WHAT YOU HAVE TO DO
In the records that follow, show each line where the word "this" is present.

Data records for software interfaces

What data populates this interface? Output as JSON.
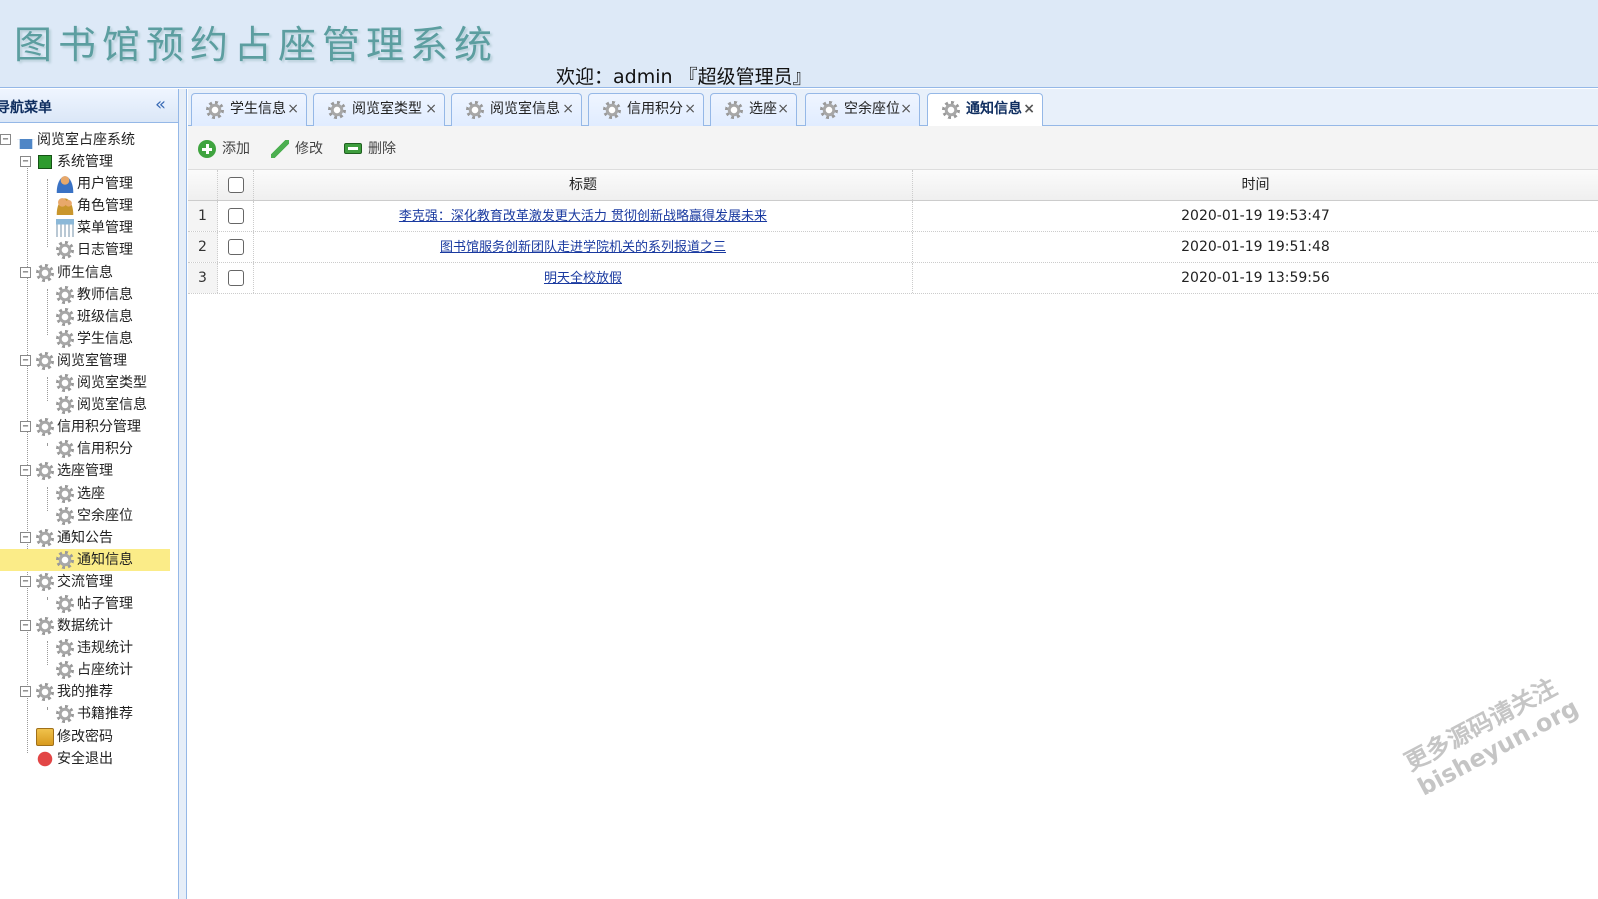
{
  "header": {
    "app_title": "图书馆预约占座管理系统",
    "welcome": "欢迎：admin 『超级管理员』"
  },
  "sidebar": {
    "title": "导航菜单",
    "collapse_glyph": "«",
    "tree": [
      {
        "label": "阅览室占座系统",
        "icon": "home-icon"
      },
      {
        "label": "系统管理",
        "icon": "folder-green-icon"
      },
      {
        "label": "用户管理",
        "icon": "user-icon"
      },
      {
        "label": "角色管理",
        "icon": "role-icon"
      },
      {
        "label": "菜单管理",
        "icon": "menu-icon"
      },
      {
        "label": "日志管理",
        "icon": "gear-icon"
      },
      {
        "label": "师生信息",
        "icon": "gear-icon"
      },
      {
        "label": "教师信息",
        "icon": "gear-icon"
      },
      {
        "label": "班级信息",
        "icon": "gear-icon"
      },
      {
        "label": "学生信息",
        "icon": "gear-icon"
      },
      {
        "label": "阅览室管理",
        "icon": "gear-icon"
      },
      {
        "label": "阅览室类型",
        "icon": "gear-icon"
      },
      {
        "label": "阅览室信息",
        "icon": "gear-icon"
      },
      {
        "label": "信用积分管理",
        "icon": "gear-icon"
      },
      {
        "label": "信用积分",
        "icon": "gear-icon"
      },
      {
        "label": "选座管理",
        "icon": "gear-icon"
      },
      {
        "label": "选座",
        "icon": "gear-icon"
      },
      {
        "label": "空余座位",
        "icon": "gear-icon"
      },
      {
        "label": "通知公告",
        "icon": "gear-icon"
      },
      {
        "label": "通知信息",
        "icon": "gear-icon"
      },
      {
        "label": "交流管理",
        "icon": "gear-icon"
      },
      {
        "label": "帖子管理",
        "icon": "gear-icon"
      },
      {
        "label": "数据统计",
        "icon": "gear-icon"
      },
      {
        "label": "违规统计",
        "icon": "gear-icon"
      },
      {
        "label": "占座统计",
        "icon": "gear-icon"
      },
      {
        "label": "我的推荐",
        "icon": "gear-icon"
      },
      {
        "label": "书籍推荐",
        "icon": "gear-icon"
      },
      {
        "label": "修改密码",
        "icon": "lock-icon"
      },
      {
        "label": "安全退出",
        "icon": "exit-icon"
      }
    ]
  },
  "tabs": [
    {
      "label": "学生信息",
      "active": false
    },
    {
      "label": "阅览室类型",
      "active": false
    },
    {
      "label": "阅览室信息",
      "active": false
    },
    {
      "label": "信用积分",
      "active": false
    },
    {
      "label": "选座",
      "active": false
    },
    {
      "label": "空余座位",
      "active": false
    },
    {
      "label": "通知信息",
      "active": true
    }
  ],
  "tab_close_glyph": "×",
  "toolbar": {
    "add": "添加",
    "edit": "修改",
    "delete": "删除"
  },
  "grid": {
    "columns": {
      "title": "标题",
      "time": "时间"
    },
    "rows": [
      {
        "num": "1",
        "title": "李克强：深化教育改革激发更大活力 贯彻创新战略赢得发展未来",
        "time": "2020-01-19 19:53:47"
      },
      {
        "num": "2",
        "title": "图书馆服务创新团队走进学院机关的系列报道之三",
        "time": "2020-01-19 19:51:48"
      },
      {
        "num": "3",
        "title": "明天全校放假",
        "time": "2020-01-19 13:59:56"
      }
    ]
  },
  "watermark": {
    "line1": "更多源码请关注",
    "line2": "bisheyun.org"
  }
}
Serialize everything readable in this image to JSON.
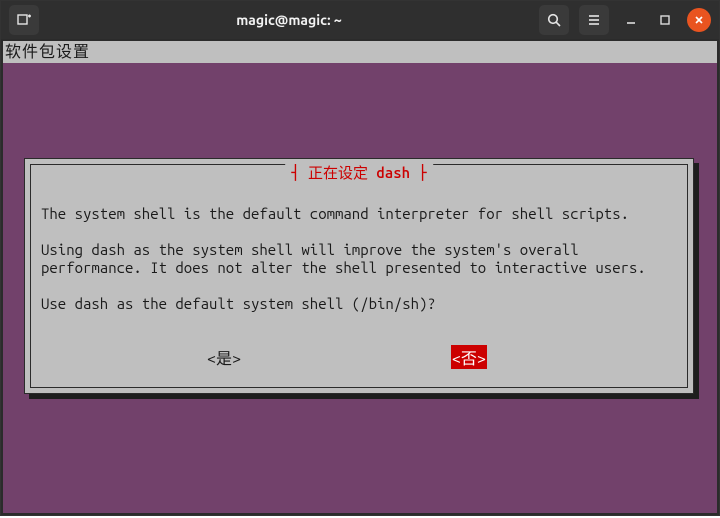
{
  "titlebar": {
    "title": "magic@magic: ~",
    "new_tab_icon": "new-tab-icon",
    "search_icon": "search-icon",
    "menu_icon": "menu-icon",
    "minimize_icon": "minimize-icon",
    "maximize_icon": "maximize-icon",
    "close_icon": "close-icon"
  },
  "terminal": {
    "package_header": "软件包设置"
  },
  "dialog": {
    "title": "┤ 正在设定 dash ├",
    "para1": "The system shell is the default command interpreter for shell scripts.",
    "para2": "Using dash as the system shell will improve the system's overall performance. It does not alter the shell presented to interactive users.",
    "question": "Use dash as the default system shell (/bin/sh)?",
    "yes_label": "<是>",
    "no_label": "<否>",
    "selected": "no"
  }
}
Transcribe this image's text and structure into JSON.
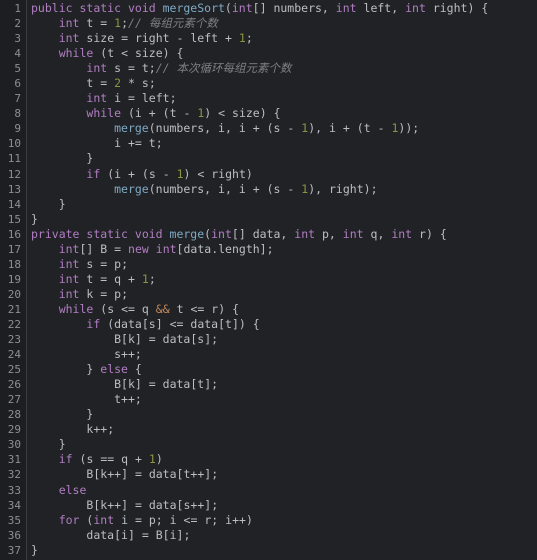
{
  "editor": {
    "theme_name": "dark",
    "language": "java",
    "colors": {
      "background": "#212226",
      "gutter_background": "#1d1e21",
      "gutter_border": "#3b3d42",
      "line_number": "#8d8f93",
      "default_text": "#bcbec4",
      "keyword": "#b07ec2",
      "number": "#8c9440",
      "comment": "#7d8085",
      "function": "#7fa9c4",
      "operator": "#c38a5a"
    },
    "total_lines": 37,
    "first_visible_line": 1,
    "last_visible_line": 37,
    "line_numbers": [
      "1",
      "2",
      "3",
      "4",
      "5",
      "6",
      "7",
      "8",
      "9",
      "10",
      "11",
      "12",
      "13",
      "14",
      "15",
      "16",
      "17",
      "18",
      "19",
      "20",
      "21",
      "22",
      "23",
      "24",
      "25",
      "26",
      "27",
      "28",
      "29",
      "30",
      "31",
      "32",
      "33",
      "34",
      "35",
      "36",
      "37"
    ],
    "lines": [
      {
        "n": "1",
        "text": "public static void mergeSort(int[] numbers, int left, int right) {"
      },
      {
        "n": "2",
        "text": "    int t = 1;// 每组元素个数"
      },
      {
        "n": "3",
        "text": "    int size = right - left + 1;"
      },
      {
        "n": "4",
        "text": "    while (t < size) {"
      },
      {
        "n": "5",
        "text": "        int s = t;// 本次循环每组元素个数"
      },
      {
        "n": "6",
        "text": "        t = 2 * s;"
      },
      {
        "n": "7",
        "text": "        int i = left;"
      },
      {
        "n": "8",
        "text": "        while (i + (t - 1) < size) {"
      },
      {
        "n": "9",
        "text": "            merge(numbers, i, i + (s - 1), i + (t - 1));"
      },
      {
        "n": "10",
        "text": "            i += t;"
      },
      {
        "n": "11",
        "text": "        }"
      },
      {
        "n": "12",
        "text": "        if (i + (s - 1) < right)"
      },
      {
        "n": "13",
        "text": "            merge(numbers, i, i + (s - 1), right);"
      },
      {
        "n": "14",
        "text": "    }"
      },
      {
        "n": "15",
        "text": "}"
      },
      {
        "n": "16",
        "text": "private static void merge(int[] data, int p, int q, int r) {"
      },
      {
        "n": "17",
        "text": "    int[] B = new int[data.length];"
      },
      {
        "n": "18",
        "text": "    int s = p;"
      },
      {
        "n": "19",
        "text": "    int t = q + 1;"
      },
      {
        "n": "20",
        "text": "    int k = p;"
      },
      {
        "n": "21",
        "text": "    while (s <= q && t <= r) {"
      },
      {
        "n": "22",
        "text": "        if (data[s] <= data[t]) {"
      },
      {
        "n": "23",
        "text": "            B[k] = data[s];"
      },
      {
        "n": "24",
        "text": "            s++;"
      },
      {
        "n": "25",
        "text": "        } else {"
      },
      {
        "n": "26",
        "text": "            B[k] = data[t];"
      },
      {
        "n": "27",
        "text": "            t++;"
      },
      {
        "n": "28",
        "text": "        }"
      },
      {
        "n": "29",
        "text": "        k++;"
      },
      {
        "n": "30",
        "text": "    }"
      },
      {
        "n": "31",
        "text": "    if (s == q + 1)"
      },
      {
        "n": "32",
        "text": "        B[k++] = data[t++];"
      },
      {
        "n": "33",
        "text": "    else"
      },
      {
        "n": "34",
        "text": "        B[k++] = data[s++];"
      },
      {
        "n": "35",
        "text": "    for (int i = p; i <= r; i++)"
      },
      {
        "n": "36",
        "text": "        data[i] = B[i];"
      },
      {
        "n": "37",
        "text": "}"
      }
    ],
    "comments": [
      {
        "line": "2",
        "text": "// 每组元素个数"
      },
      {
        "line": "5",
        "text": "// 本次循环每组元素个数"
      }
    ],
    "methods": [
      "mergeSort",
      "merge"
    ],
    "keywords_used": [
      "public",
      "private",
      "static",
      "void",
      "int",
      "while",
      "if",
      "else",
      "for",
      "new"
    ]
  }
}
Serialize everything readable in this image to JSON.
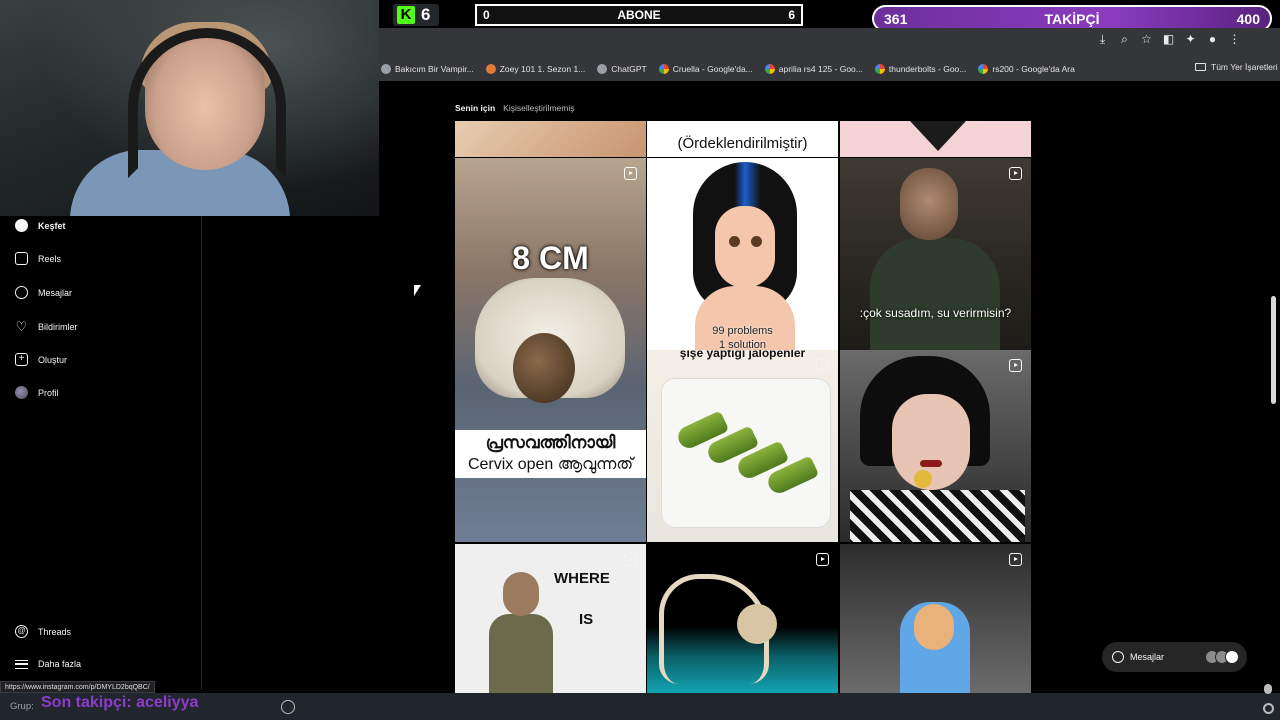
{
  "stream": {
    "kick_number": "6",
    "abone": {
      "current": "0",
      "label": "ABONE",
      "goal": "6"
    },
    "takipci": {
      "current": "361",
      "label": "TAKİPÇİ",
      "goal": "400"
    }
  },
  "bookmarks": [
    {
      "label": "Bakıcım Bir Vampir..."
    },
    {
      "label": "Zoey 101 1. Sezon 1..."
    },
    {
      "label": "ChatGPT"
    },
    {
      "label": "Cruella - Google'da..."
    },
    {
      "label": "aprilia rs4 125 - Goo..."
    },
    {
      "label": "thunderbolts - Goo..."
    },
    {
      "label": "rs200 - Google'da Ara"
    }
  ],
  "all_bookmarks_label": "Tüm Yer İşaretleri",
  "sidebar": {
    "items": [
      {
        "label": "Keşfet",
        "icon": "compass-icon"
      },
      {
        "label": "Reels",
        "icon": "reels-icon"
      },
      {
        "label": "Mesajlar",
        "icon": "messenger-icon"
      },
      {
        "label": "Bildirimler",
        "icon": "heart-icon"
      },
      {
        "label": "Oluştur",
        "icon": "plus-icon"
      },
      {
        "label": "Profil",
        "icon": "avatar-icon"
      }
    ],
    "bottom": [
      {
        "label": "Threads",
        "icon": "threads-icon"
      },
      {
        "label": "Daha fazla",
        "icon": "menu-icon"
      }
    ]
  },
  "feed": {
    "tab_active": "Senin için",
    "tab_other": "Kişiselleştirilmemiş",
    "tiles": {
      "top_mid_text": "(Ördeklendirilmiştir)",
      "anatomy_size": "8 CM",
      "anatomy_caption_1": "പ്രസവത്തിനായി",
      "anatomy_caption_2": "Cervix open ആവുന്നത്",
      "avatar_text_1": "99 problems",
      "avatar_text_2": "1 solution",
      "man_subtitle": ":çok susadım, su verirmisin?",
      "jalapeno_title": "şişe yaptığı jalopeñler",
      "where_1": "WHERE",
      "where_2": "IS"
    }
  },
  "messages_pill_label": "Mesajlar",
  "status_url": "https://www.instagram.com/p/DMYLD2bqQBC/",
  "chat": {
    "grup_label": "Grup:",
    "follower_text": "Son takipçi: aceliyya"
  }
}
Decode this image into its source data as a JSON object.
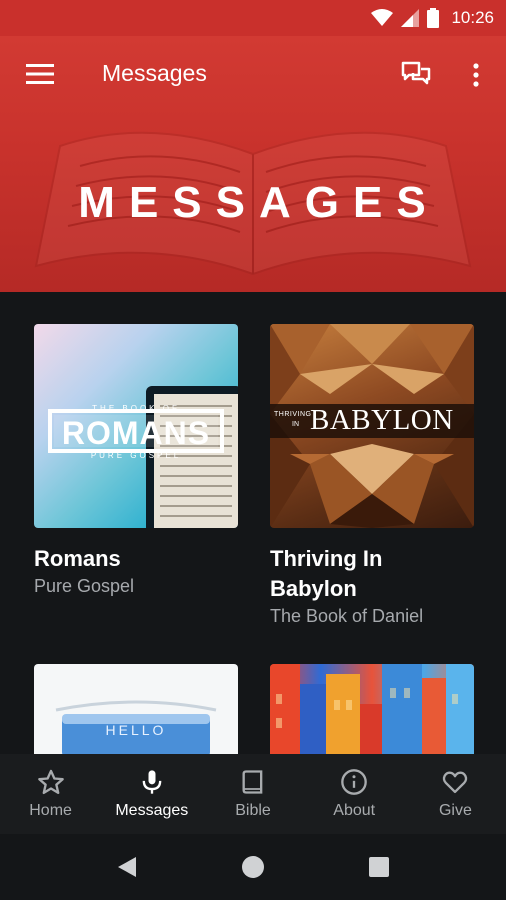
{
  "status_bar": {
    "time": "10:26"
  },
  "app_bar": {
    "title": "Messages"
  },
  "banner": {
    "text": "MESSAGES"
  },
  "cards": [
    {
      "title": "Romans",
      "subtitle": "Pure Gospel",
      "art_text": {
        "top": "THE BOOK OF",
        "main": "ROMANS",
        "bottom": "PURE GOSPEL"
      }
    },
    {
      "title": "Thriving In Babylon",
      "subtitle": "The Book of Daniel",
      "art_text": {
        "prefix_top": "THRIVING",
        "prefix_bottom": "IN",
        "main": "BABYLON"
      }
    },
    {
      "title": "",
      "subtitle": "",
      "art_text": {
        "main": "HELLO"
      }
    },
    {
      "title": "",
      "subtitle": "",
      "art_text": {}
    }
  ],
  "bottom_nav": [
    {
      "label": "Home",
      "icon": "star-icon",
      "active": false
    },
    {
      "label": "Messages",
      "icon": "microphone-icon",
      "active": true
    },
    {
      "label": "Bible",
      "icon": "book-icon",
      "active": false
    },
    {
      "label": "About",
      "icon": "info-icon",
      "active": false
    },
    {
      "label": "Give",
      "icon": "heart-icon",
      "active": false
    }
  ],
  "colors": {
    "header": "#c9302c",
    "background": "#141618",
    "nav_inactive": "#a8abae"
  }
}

EXPECTED ANSWER
What data populates this interface? Output as JSON.
Serialize everything readable in this image to JSON.
Transcribe this image's text and structure into JSON.
Serialize everything readable in this image to JSON.
Decode this image into its source data as a JSON object.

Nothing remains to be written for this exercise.